Records contained in a dataset
*** Begin section ***
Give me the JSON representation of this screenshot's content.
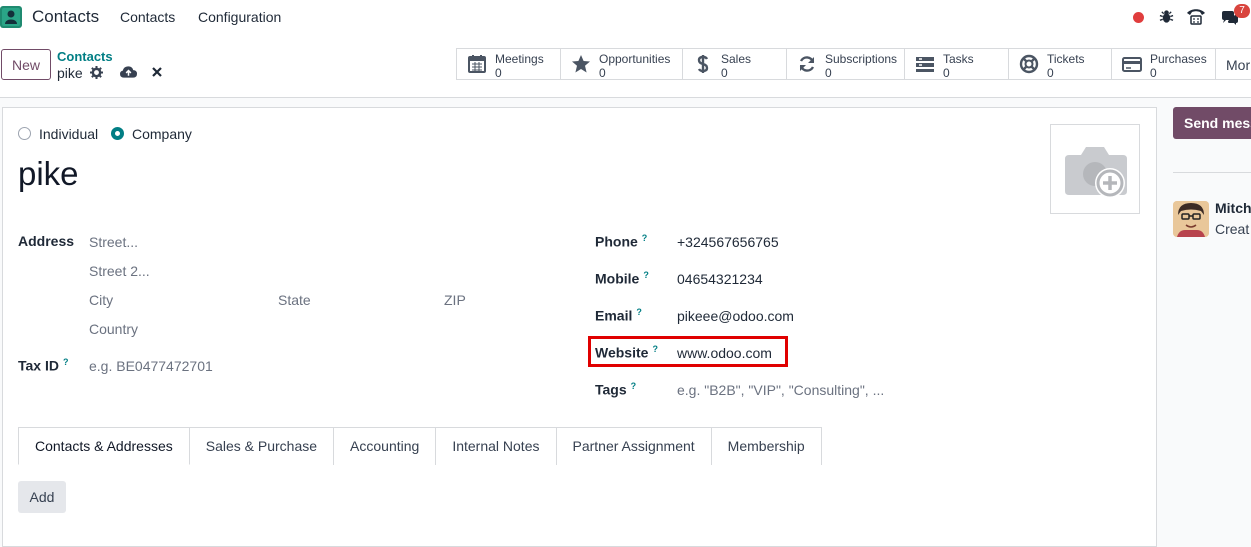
{
  "topbar": {
    "app_name": "Contacts",
    "menu": [
      "Contacts",
      "Configuration"
    ],
    "notification_count": "7"
  },
  "control": {
    "new_label": "New",
    "breadcrumb_parent": "Contacts",
    "breadcrumb_current": "pike",
    "smart_buttons": [
      {
        "label": "Meetings",
        "value": "0",
        "icon": "calendar-icon"
      },
      {
        "label": "Opportunities",
        "value": "0",
        "icon": "star-icon"
      },
      {
        "label": "Sales",
        "value": "0",
        "icon": "dollar-icon"
      },
      {
        "label": "Subscriptions",
        "value": "0",
        "icon": "refresh-icon"
      },
      {
        "label": "Tasks",
        "value": "0",
        "icon": "tasks-icon"
      },
      {
        "label": "Tickets",
        "value": "0",
        "icon": "lifebuoy-icon"
      },
      {
        "label": "Purchases",
        "value": "0",
        "icon": "credit-card-icon"
      }
    ],
    "more_label": "Mor"
  },
  "form": {
    "type_individual": "Individual",
    "type_company": "Company",
    "name": "pike",
    "address_label": "Address",
    "street_placeholder": "Street...",
    "street2_placeholder": "Street 2...",
    "city_placeholder": "City",
    "state_placeholder": "State",
    "zip_placeholder": "ZIP",
    "country_placeholder": "Country",
    "tax_label": "Tax ID",
    "tax_placeholder": "e.g. BE0477472701",
    "phone_label": "Phone",
    "phone_value": "+324567656765",
    "mobile_label": "Mobile",
    "mobile_value": "04654321234",
    "email_label": "Email",
    "email_value": "pikeee@odoo.com",
    "website_label": "Website",
    "website_value": "www.odoo.com",
    "tags_label": "Tags",
    "tags_placeholder": "e.g. \"B2B\", \"VIP\", \"Consulting\", ...",
    "help_mark": "?"
  },
  "tabs": [
    "Contacts & Addresses",
    "Sales & Purchase",
    "Accounting",
    "Internal Notes",
    "Partner Assignment",
    "Membership"
  ],
  "add_label": "Add",
  "chatter": {
    "send_label": "Send mess",
    "author": "Mitch",
    "text": "Creat"
  },
  "colors": {
    "brand": "#714b67",
    "accent": "#017e84",
    "highlight": "#e00000"
  }
}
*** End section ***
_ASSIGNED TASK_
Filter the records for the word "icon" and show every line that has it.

_WRITTEN SOLUTION_
        "icon": "calendar-icon"
        "icon": "star-icon"
        "icon": "dollar-icon"
        "icon": "refresh-icon"
        "icon": "tasks-icon"
        "icon": "lifebuoy-icon"
        "icon": "credit-card-icon"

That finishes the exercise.